For each line below, check for the word "WebSocket", then state how many lines contain it, with no other output.

[Dataset rows for apps and sites]
◆ ◆ ◆ ◆
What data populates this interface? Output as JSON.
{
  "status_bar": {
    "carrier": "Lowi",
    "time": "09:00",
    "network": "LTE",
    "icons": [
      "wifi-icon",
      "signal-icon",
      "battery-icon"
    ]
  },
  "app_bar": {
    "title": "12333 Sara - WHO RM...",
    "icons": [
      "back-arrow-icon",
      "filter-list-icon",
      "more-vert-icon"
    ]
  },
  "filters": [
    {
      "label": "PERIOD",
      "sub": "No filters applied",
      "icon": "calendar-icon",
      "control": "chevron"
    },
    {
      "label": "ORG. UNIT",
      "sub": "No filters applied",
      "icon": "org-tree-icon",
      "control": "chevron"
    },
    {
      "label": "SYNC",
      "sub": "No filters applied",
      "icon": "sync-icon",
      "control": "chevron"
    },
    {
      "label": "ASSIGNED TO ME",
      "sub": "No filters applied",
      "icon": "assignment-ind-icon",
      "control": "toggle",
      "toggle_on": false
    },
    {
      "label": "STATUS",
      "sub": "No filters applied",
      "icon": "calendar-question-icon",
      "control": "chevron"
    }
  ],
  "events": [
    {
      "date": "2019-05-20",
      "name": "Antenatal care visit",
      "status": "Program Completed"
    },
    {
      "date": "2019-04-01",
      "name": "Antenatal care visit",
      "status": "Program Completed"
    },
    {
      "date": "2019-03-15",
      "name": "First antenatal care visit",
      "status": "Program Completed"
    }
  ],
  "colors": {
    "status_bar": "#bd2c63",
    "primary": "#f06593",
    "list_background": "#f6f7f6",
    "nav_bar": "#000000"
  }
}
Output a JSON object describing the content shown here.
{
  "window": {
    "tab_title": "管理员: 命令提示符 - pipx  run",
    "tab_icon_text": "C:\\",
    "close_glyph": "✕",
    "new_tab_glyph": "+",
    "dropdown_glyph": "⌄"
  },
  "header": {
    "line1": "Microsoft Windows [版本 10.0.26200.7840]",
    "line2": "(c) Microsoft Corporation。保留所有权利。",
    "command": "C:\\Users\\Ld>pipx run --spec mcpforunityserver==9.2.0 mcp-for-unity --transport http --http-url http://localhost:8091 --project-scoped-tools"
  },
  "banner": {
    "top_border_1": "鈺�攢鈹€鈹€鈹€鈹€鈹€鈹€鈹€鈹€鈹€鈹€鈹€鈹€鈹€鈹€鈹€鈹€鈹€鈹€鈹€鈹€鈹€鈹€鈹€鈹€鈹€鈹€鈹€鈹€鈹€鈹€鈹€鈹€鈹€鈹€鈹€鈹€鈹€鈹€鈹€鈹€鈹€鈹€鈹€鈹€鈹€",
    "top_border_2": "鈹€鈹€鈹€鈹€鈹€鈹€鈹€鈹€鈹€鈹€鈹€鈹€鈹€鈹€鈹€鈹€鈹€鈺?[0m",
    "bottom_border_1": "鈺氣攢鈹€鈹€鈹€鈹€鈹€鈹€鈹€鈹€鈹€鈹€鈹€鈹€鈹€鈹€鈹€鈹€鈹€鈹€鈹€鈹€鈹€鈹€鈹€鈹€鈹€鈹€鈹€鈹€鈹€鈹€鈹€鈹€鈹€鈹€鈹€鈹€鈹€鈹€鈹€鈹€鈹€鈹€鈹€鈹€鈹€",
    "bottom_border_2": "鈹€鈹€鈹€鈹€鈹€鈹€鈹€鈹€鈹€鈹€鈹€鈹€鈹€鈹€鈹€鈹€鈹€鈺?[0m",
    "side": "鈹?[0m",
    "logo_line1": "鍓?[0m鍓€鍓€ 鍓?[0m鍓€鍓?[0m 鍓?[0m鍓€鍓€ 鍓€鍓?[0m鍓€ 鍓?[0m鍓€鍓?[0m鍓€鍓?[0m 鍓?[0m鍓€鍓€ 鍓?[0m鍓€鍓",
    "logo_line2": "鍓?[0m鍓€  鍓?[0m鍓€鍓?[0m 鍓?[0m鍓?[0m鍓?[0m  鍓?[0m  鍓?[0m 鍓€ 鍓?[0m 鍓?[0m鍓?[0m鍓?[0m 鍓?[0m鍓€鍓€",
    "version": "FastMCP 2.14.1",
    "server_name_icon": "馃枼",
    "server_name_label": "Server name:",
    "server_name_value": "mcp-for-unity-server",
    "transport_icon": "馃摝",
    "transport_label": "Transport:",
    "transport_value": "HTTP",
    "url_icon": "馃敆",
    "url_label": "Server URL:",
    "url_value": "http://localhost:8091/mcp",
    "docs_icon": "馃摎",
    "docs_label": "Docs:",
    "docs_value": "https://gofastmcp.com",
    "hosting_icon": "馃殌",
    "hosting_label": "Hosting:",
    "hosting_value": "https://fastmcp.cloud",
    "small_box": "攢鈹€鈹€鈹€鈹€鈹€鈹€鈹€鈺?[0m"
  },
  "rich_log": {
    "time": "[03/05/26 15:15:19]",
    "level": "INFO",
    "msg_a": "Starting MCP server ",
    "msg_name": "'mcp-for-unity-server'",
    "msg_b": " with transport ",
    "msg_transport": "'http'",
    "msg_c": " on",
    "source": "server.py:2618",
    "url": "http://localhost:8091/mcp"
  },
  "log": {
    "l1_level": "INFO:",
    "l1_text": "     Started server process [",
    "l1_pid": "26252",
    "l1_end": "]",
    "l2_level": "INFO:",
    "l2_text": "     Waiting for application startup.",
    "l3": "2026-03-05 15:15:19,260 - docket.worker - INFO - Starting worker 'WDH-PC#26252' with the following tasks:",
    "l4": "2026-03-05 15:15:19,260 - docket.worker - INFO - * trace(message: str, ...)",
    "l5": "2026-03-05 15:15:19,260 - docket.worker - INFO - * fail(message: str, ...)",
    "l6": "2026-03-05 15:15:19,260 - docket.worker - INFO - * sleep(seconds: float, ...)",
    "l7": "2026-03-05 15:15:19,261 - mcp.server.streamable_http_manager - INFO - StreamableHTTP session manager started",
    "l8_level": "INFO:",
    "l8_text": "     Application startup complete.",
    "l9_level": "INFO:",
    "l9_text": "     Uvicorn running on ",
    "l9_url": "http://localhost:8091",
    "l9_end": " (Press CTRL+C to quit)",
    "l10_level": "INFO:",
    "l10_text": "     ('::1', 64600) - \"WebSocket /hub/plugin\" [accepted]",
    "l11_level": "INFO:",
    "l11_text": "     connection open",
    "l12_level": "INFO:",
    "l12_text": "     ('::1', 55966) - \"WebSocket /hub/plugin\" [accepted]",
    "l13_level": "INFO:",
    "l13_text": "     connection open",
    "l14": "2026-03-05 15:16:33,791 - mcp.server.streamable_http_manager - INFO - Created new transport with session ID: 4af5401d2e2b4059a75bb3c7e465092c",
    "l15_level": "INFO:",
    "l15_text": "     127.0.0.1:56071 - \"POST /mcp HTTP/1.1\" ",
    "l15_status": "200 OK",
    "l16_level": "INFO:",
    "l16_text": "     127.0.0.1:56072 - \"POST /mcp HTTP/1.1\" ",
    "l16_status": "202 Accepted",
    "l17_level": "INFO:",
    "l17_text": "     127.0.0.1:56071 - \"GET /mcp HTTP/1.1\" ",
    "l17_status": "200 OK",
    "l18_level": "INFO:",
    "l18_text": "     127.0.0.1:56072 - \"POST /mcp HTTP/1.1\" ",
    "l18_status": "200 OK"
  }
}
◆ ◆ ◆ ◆
## YOUR SOLUTION
2